• _YOUR TASK_:
Please copy the entries below word for word, leaving out any image.

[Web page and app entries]
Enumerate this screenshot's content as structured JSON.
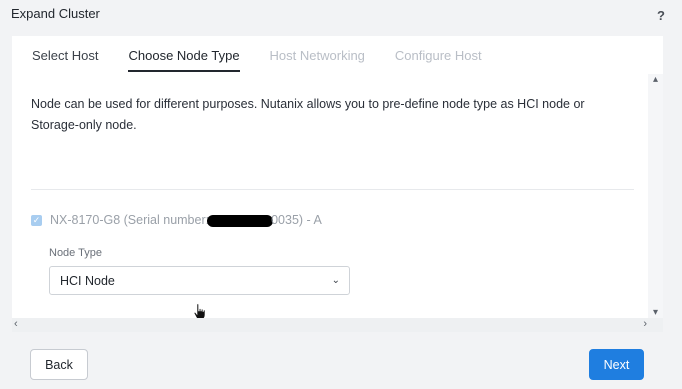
{
  "dialog": {
    "title": "Expand Cluster",
    "help_label": "?"
  },
  "tabs": [
    {
      "label": "Select Host",
      "state": "done"
    },
    {
      "label": "Choose Node Type",
      "state": "active"
    },
    {
      "label": "Host Networking",
      "state": "disabled"
    },
    {
      "label": "Configure Host",
      "state": "disabled"
    }
  ],
  "main": {
    "description": "Node can be used for different purposes. Nutanix allows you to pre-define node type as HCI node or Storage-only node.",
    "node": {
      "checked": true,
      "label_prefix": "NX-8170-G8 (Serial number:",
      "label_suffix": "0035) - A"
    },
    "node_type": {
      "label": "Node Type",
      "value": "HCI Node"
    }
  },
  "footer": {
    "back_label": "Back",
    "next_label": "Next"
  },
  "colors": {
    "accent": "#1f7ee0",
    "checkbox": "#a8cdf0"
  },
  "icons": {
    "help": "question-mark",
    "check": "checkmark",
    "select": "chevron-down",
    "scroll_up": "caret-up",
    "scroll_down": "caret-down",
    "scroll_left": "caret-left",
    "scroll_right": "caret-right",
    "pointer": "hand-cursor"
  }
}
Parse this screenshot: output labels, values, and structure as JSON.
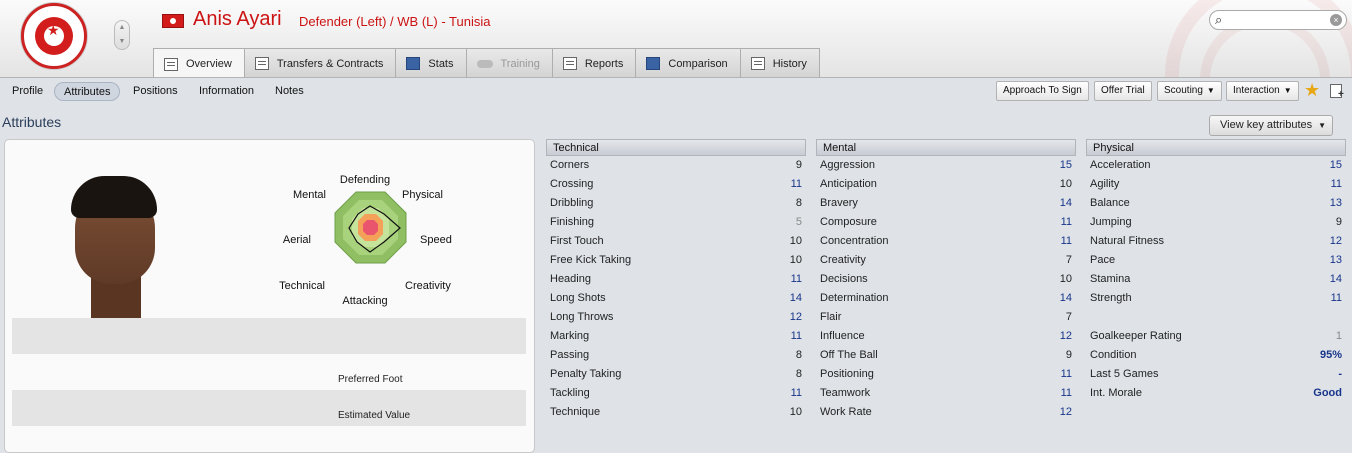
{
  "header": {
    "player_name": "Anis Ayari",
    "player_role": "Defender (Left) / WB (L) - Tunisia",
    "search_placeholder": ""
  },
  "tabs": [
    {
      "label": "Overview",
      "active": true
    },
    {
      "label": "Transfers & Contracts"
    },
    {
      "label": "Stats"
    },
    {
      "label": "Training",
      "disabled": true
    },
    {
      "label": "Reports"
    },
    {
      "label": "Comparison"
    },
    {
      "label": "History"
    }
  ],
  "subnav": {
    "items": [
      "Profile",
      "Attributes",
      "Positions",
      "Information",
      "Notes"
    ],
    "approach_label": "Approach To Sign",
    "trial_label": "Offer Trial",
    "scouting_label": "Scouting",
    "interaction_label": "Interaction"
  },
  "section_title": "Attributes",
  "view_key_label": "View key attributes",
  "radar": {
    "labels": {
      "defending": "Defending",
      "physical": "Physical",
      "speed": "Speed",
      "creativity": "Creativity",
      "attacking": "Attacking",
      "technical": "Technical",
      "aerial": "Aerial",
      "mental": "Mental"
    }
  },
  "profile": {
    "preferred_foot_label": "Preferred Foot",
    "estimated_value_label": "Estimated Value"
  },
  "technical": {
    "title": "Technical",
    "rows": [
      {
        "name": "Corners",
        "value": "9"
      },
      {
        "name": "Crossing",
        "value": "11"
      },
      {
        "name": "Dribbling",
        "value": "8"
      },
      {
        "name": "Finishing",
        "value": "5"
      },
      {
        "name": "First Touch",
        "value": "10"
      },
      {
        "name": "Free Kick Taking",
        "value": "10"
      },
      {
        "name": "Heading",
        "value": "11"
      },
      {
        "name": "Long Shots",
        "value": "14"
      },
      {
        "name": "Long Throws",
        "value": "12"
      },
      {
        "name": "Marking",
        "value": "11"
      },
      {
        "name": "Passing",
        "value": "8"
      },
      {
        "name": "Penalty Taking",
        "value": "8"
      },
      {
        "name": "Tackling",
        "value": "11"
      },
      {
        "name": "Technique",
        "value": "10"
      }
    ]
  },
  "mental": {
    "title": "Mental",
    "rows": [
      {
        "name": "Aggression",
        "value": "15"
      },
      {
        "name": "Anticipation",
        "value": "10"
      },
      {
        "name": "Bravery",
        "value": "14"
      },
      {
        "name": "Composure",
        "value": "11"
      },
      {
        "name": "Concentration",
        "value": "11"
      },
      {
        "name": "Creativity",
        "value": "7"
      },
      {
        "name": "Decisions",
        "value": "10"
      },
      {
        "name": "Determination",
        "value": "14"
      },
      {
        "name": "Flair",
        "value": "7"
      },
      {
        "name": "Influence",
        "value": "12"
      },
      {
        "name": "Off The Ball",
        "value": "9"
      },
      {
        "name": "Positioning",
        "value": "11"
      },
      {
        "name": "Teamwork",
        "value": "11"
      },
      {
        "name": "Work Rate",
        "value": "12"
      }
    ]
  },
  "physical": {
    "title": "Physical",
    "rows": [
      {
        "name": "Acceleration",
        "value": "15"
      },
      {
        "name": "Agility",
        "value": "11"
      },
      {
        "name": "Balance",
        "value": "13"
      },
      {
        "name": "Jumping",
        "value": "9"
      },
      {
        "name": "Natural Fitness",
        "value": "12"
      },
      {
        "name": "Pace",
        "value": "13"
      },
      {
        "name": "Stamina",
        "value": "14"
      },
      {
        "name": "Strength",
        "value": "11"
      }
    ],
    "extra": [
      {
        "name": "Goalkeeper Rating",
        "value": "1"
      },
      {
        "name": "Condition",
        "value": "95%"
      },
      {
        "name": "Last 5 Games",
        "value": "-"
      },
      {
        "name": "Int. Morale",
        "value": "Good"
      }
    ]
  },
  "colors": {
    "accent_red": "#cc1313",
    "value_blue": "#17358a",
    "radar_outer": "#8fbf62",
    "radar_mid": "#a9d27c",
    "radar_inner": "#f4a058",
    "radar_core": "#e8556d"
  }
}
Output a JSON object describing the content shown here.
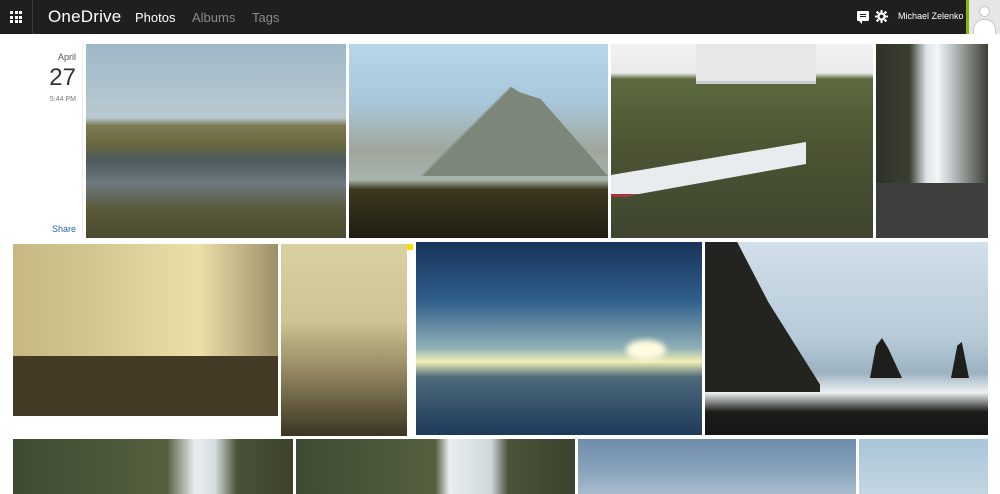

• _TASK OUTPUT_:
Enumerate this screenshot's content as structured JSON.
{
  "dialog": {
    "title": "Expand Cluster",
    "help_label": "?"
  },
  "tabs": [
    {
      "label": "Select Host",
      "state": "done"
    },
    {
      "label": "Choose Node Type",
      "state": "active"
    },
    {
      "label": "Host Networking",
      "state": "disabled"
    },
    {
      "label": "Configure Host",
      "state": "disabled"
    }
  ],
  "main": {
    "description": "Node can be used for different purposes. Nutanix allows you to pre-define node type as HCI node or Storage-only node.",
    "node": {
      "checked": true,
      "label_prefix": "NX-8170-G8 (Serial number:",
      "label_suffix": "0035) - A"
    },
    "node_type": {
      "label": "Node Type",
      "value": "HCI Node"
    }
  },
  "footer": {
    "back_label": "Back",
    "next_label": "Next"
  },
  "colors": {
    "accent": "#1f7ee0",
    "checkbox": "#a8cdf0"
  },
  "icons": {
    "help": "question-mark",
    "check": "checkmark",
    "select": "chevron-down",
    "scroll_up": "caret-up",
    "scroll_down": "caret-down",
    "scroll_left": "caret-left",
    "scroll_right": "caret-right",
    "pointer": "hand-cursor"
  }
}
Parse this screenshot: output labels, values, and structure as JSON.
{
  "header": {
    "player_name": "Anis Ayari",
    "player_role": "Defender (Left) / WB (L) - Tunisia",
    "search_placeholder": ""
  },
  "tabs": [
    {
      "label": "Overview",
      "active": true
    },
    {
      "label": "Transfers & Contracts"
    },
    {
      "label": "Stats"
    },
    {
      "label": "Training",
      "disabled": true
    },
    {
      "label": "Reports"
    },
    {
      "label": "Comparison"
    },
    {
      "label": "History"
    }
  ],
  "subnav": {
    "items": [
      "Profile",
      "Attributes",
      "Positions",
      "Information",
      "Notes"
    ],
    "approach_label": "Approach To Sign",
    "trial_label": "Offer Trial",
    "scouting_label": "Scouting",
    "interaction_label": "Interaction"
  },
  "section_title": "Attributes",
  "view_key_label": "View key attributes",
  "radar": {
    "labels": {
      "defending": "Defending",
      "physical": "Physical",
      "speed": "Speed",
      "creativity": "Creativity",
      "attacking": "Attacking",
      "technical": "Technical",
      "aerial": "Aerial",
      "mental": "Mental"
    }
  },
  "profile": {
    "preferred_foot_label": "Preferred Foot",
    "estimated_value_label": "Estimated Value"
  },
  "technical": {
    "title": "Technical",
    "rows": [
      {
        "name": "Corners",
        "value": "9"
      },
      {
        "name": "Crossing",
        "value": "11"
      },
      {
        "name": "Dribbling",
        "value": "8"
      },
      {
        "name": "Finishing",
        "value": "5"
      },
      {
        "name": "First Touch",
        "value": "10"
      },
      {
        "name": "Free Kick Taking",
        "value": "10"
      },
      {
        "name": "Heading",
        "value": "11"
      },
      {
        "name": "Long Shots",
        "value": "14"
      },
      {
        "name": "Long Throws",
        "value": "12"
      },
      {
        "name": "Marking",
        "value": "11"
      },
      {
        "name": "Passing",
        "value": "8"
      },
      {
        "name": "Penalty Taking",
        "value": "8"
      },
      {
        "name": "Tackling",
        "value": "11"
      },
      {
        "name": "Technique",
        "value": "10"
      }
    ]
  },
  "mental": {
    "title": "Mental",
    "rows": [
      {
        "name": "Aggression",
        "value": "15"
      },
      {
        "name": "Anticipation",
        "value": "10"
      },
      {
        "name": "Bravery",
        "value": "14"
      },
      {
        "name": "Composure",
        "value": "11"
      },
      {
        "name": "Concentration",
        "value": "11"
      },
      {
        "name": "Creativity",
        "value": "7"
      },
      {
        "name": "Decisions",
        "value": "10"
      },
      {
        "name": "Determination",
        "value": "14"
      },
      {
        "name": "Flair",
        "value": "7"
      },
      {
        "name": "Influence",
        "value": "12"
      },
      {
        "name": "Off The Ball",
        "value": "9"
      },
      {
        "name": "Positioning",
        "value": "11"
      },
      {
        "name": "Teamwork",
        "value": "11"
      },
      {
        "name": "Work Rate",
        "value": "12"
      }
    ]
  },
  "physical": {
    "title": "Physical",
    "rows": [
      {
        "name": "Acceleration",
        "value": "15"
      },
      {
        "name": "Agility",
        "value": "11"
      },
      {
        "name": "Balance",
        "value": "13"
      },
      {
        "name": "Jumping",
        "value": "9"
      },
      {
        "name": "Natural Fitness",
        "value": "12"
      },
      {
        "name": "Pace",
        "value": "13"
      },
      {
        "name": "Stamina",
        "value": "14"
      },
      {
        "name": "Strength",
        "value": "11"
      }
    ],
    "extra": [
      {
        "name": "Goalkeeper Rating",
        "value": "1"
      },
      {
        "name": "Condition",
        "value": "95%"
      },
      {
        "name": "Last 5 Games",
        "value": "-"
      },
      {
        "name": "Int. Morale",
        "value": "Good"
      }
    ]
  },
  "colors": {
    "accent_red": "#cc1313",
    "value_blue": "#17358a",
    "radar_outer": "#8fbf62",
    "radar_mid": "#a9d27c",
    "radar_inner": "#f4a058",
    "radar_core": "#e8556d"
  }
}
Output a JSON object describing the content shown here.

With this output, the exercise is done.